Look through the listing below and work out how many of its lines hold the word "subtitle". Give only the number.

#### RECORDS FOR THIS TASK:
'''
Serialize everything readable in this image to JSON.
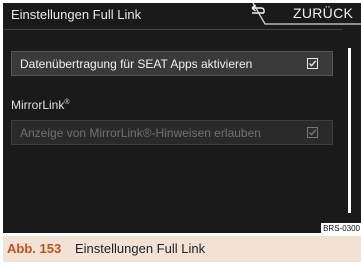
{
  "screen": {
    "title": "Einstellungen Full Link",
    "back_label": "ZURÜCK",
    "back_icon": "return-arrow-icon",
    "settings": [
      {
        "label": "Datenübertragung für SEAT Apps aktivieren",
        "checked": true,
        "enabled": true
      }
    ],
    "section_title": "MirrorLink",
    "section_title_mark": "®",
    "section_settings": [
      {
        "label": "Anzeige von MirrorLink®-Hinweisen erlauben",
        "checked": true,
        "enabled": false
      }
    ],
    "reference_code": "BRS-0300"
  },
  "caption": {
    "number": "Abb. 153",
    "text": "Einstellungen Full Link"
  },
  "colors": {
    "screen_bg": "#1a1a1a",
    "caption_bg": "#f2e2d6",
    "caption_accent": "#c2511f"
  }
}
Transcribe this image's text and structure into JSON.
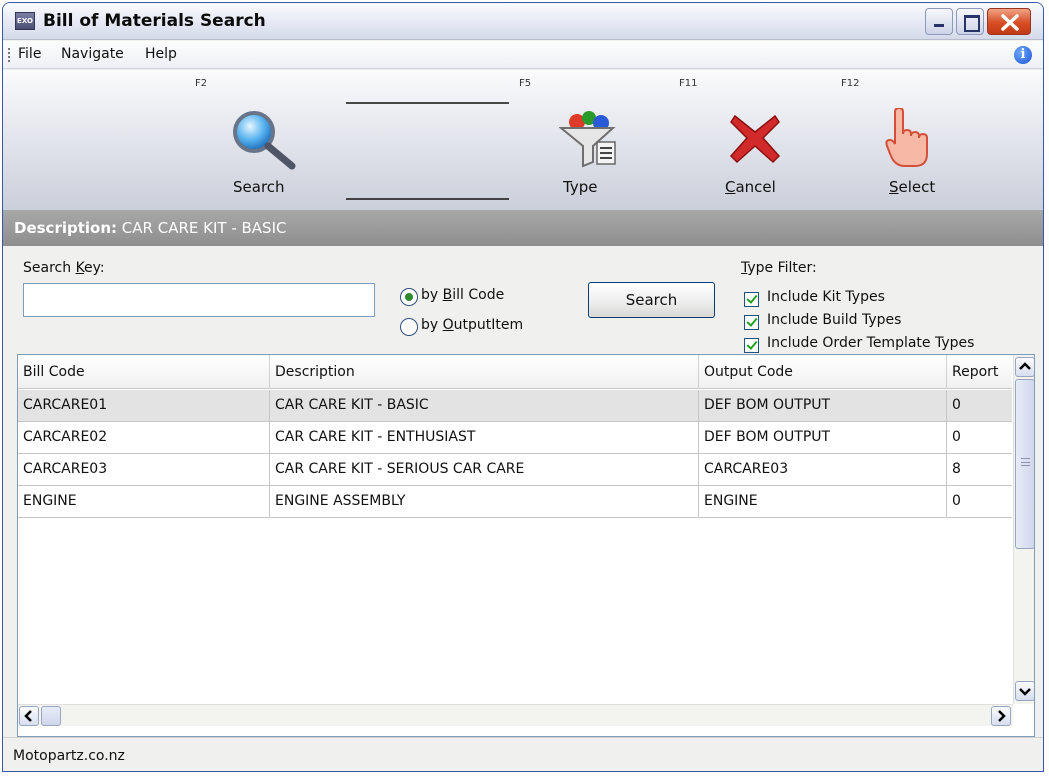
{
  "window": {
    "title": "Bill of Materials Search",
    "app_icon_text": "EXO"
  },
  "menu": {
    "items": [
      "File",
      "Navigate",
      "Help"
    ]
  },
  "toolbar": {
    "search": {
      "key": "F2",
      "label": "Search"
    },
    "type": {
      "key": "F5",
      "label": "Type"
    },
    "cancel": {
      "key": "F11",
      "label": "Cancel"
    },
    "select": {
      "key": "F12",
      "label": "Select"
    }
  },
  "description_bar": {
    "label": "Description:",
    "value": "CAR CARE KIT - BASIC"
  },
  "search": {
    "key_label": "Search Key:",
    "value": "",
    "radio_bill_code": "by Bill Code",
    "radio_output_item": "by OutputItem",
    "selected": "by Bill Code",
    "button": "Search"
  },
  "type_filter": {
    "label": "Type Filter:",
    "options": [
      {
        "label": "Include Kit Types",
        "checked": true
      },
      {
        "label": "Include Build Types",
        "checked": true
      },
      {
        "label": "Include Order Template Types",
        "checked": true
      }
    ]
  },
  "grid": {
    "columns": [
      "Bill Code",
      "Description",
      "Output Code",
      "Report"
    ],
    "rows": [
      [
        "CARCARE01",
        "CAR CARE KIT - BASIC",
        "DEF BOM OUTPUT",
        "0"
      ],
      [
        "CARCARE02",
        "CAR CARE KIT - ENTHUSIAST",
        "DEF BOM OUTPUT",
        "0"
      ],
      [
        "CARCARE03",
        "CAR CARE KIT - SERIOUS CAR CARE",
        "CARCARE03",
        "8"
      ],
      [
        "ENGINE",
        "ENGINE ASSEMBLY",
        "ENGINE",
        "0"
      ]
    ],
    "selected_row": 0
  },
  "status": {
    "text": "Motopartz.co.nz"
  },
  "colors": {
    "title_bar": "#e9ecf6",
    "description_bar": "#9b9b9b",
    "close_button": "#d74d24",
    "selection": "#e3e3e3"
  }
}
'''
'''
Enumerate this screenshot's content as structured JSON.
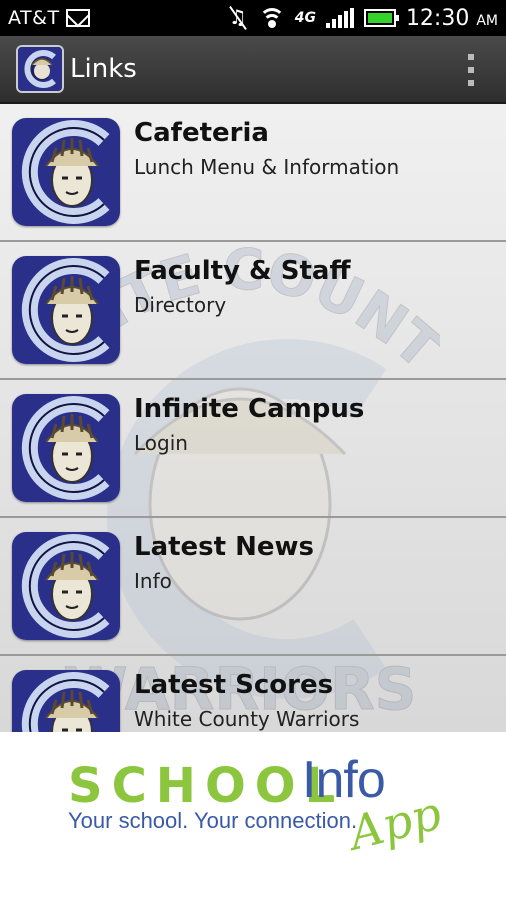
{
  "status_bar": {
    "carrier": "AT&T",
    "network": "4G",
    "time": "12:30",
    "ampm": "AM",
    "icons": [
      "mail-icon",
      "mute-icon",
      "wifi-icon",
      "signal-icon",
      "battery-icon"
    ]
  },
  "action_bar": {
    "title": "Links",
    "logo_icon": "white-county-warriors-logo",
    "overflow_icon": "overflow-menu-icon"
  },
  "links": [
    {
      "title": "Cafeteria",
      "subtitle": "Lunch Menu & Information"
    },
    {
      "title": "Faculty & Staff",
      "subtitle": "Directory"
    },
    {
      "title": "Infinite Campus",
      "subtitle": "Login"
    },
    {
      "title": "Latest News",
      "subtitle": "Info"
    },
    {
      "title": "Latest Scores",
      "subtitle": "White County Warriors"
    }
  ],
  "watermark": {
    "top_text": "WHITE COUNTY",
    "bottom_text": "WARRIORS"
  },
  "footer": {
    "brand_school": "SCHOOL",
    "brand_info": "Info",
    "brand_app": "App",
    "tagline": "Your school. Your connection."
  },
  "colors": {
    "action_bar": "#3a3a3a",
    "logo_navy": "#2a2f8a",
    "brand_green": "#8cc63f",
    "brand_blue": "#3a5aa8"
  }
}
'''
#### OUTPUT BELOW:
5